* [Description of the task] Repeat the records below verbatim.

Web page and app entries
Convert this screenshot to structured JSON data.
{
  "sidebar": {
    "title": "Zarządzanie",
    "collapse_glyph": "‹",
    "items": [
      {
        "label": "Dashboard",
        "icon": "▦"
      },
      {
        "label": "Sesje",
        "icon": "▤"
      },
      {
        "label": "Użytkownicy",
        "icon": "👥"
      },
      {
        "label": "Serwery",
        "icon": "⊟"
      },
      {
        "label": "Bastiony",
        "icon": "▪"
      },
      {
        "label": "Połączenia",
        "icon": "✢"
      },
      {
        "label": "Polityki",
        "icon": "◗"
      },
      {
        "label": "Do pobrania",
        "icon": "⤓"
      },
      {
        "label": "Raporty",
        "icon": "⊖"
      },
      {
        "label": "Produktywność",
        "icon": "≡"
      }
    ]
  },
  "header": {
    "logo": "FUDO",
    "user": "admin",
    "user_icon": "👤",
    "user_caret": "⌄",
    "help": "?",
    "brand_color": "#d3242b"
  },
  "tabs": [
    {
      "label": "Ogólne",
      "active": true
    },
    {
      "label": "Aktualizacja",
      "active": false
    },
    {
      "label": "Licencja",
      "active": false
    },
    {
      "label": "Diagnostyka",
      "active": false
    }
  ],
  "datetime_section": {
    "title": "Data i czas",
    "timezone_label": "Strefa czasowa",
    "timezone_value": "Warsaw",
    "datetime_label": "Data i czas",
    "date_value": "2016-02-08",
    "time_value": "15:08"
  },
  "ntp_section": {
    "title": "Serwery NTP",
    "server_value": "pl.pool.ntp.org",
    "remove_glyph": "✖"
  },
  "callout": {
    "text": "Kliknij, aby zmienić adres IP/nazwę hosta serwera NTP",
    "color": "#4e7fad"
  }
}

* [Answer section]
Convert this screenshot to structured JSON data.
{
  "sidebar": {
    "title": "Zarządzanie",
    "collapse_glyph": "‹",
    "items": [
      {
        "label": "Dashboard",
        "icon": "▦"
      },
      {
        "label": "Sesje",
        "icon": "▤"
      },
      {
        "label": "Użytkownicy",
        "icon": "👥"
      },
      {
        "label": "Serwery",
        "icon": "⊟"
      },
      {
        "label": "Bastiony",
        "icon": "▪"
      },
      {
        "label": "Połączenia",
        "icon": "✢"
      },
      {
        "label": "Polityki",
        "icon": "◗"
      },
      {
        "label": "Do pobrania",
        "icon": "⤓"
      },
      {
        "label": "Raporty",
        "icon": "⊖"
      },
      {
        "label": "Produktywność",
        "icon": "≡"
      }
    ]
  },
  "header": {
    "logo": "FUDO",
    "user": "admin",
    "user_icon": "👤",
    "user_caret": "⌄",
    "help": "?",
    "brand_color": "#d3242b"
  },
  "tabs": [
    {
      "label": "Ogólne",
      "active": true
    },
    {
      "label": "Aktualizacja",
      "active": false
    },
    {
      "label": "Licencja",
      "active": false
    },
    {
      "label": "Diagnostyka",
      "active": false
    }
  ],
  "datetime_section": {
    "title": "Data i czas",
    "timezone_label": "Strefa czasowa",
    "timezone_value": "Warsaw",
    "datetime_label": "Data i czas",
    "date_value": "2016-02-08",
    "time_value": "15:08"
  },
  "ntp_section": {
    "title": "Serwery NTP",
    "server_value": "pl.pool.ntp.org",
    "remove_glyph": "✖"
  },
  "callout": {
    "text": "Kliknij, aby zmienić adres IP/nazwę hosta serwera NTP",
    "color": "#4e7fad"
  }
}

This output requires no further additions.